So wait….the subjects were pushed into an overtrained (probably overreached would be a more appropriate term) state but performance didn’t suffer?
A similar study was conducted eight years earlier in 2002 by Halson and colleagues, again looking at eight cyclists over a six week training program – 2 weeks of normal training, 2 weeks of intensified training (which looked like a brutal two weeks!), and 2 weeks of recovery training. What the researchers found in this study was that the subjects had decreased power output during a max cycle ergometer test, increases in their time trial performance, a decrease in max heart rate, and an increase in ratings of perceived exertion (RPE). Interestingly, the subjects were showing signs of overtraining after only one week of the intensified training phase (I told you it was brutal!).
So what happened? Two studies. Very similar in design. Both show the athletes to be overtrained. In one study there was no decrease in overall performance and in the other the subjects performance went down the drain.
What happened was LIFE! What I failed to tell you about the first study I mentioned was that in the study they controlled the subjects’ life stressors. They did so by taking them out to the mountains in Western America where they would be removed from their everyday lives to train for 21 days. They had their sleeping arrangements and meals planned for them as well. Basically, the athletes woke up, trained, and recovered. Thus, even when overtrained a little bit, their body’s were able to adapt and still perform at a high level because their stress resistance was low. In the second study, these individuals were asked to go about their normal daily lives and were given training journals to complete. They woke up, trained, went to work, had to deal with the stress of their jobs, didn’t have their meals planned out for them, and didn’t have their sleep as regulated as those in the other study. Thus, when overtrained a little bit, their bodies broke down and weren’t able to keep up. Their stress resistance was compromised by non-training stressors.

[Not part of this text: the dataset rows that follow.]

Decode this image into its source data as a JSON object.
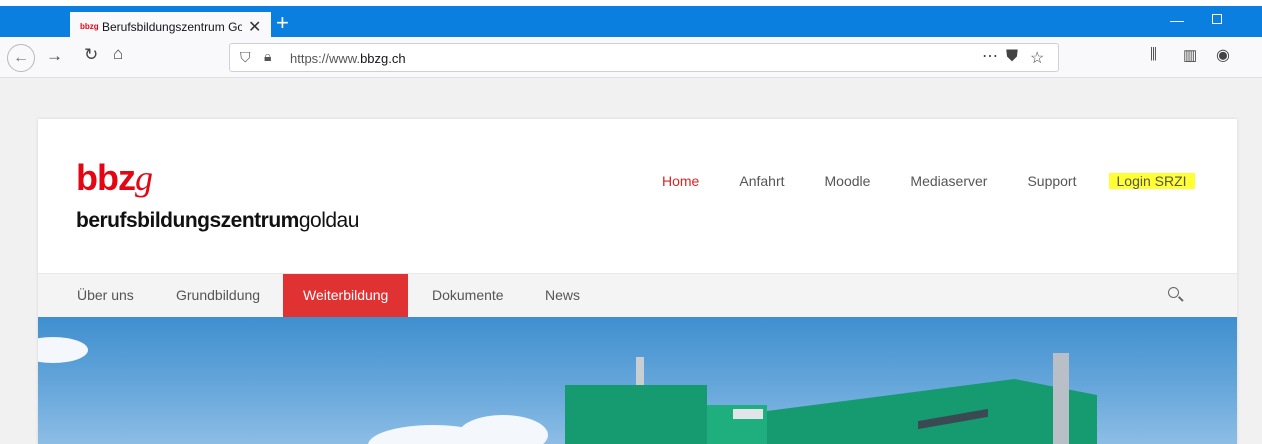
{
  "browser": {
    "tab": {
      "favicon_text": "bbzg",
      "title": "Berufsbildungszentrum Goldau",
      "close": "✕"
    },
    "new_tab": "+",
    "url": {
      "prefix": "https://www.",
      "domain": "bbzg.ch"
    },
    "icons": [
      "back-icon",
      "forward-icon",
      "reload-icon",
      "home-icon",
      "shield-icon",
      "lock-icon",
      "more-icon",
      "pocket-icon",
      "star-icon",
      "library-icon",
      "sidebar-icon",
      "account-icon"
    ]
  },
  "logo": {
    "main": "bbz",
    "main_g": "g",
    "sub_strong": "berufsbildungszentrum",
    "sub_light": "goldau"
  },
  "topnav": [
    "Home",
    "Anfahrt",
    "Moodle",
    "Mediaserver",
    "Support",
    "Login SRZI"
  ],
  "subnav": [
    "Über uns",
    "Grundbildung",
    "Weiterbildung",
    "Dokumente",
    "News"
  ],
  "colors": {
    "accent": "#e03232",
    "browser_blue": "#0b7fe0",
    "highlight": "#ffff33"
  }
}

It is important to remember when your progress slows that stress may be impacting your recovery ability. If you have stalled on your journey to a leaner, stronger self take a moment to look at how much cumulative stress you are experiencing. Just as I led into this post with the huge added stress I am facing and serious lack of sleep, I can’t expect to kill it each time I train. Right now is probably not the best time for hardcore met con style workouts. Stepping back to look at all the things happening in your life can help you see all the stressors placed on you. This allows you to know which ones are in your control and deal with them. Which in turn sets the stage for the necessary amount of recovery needed for progress.
As Adam’s quote stated above the ability to have a worthwhile life includes working on many things. I don’t want you to forget the importance of recovery from both the physical stresses and emotional stresses. But I don’t want you to give up exercise when your stress gets high. Instead let your training blend more into skill acquisition like Monkey Bar Gym or Gold Medal Bodies style. Training can be play and we all know that recovery from playing is a lot easier.
To your success,
References – from the studies in Patrick’s quote.
Slivka DR, Walther SH, Cuddy JS, Ruby BC. Effects of 21 days of intensified training on markers of overtraining. J Strength Cond Res 2010; 24(10): 2604-2612.
Halson SL, Bridge MW, Meeusen R, Busschaert B, Gleeson M, Jones DA, Jeukendrup AE, Time course of performance changes and fatigue markers during intensified training in trained cyclists. J Applied Physiol 2002; 93: 947-956.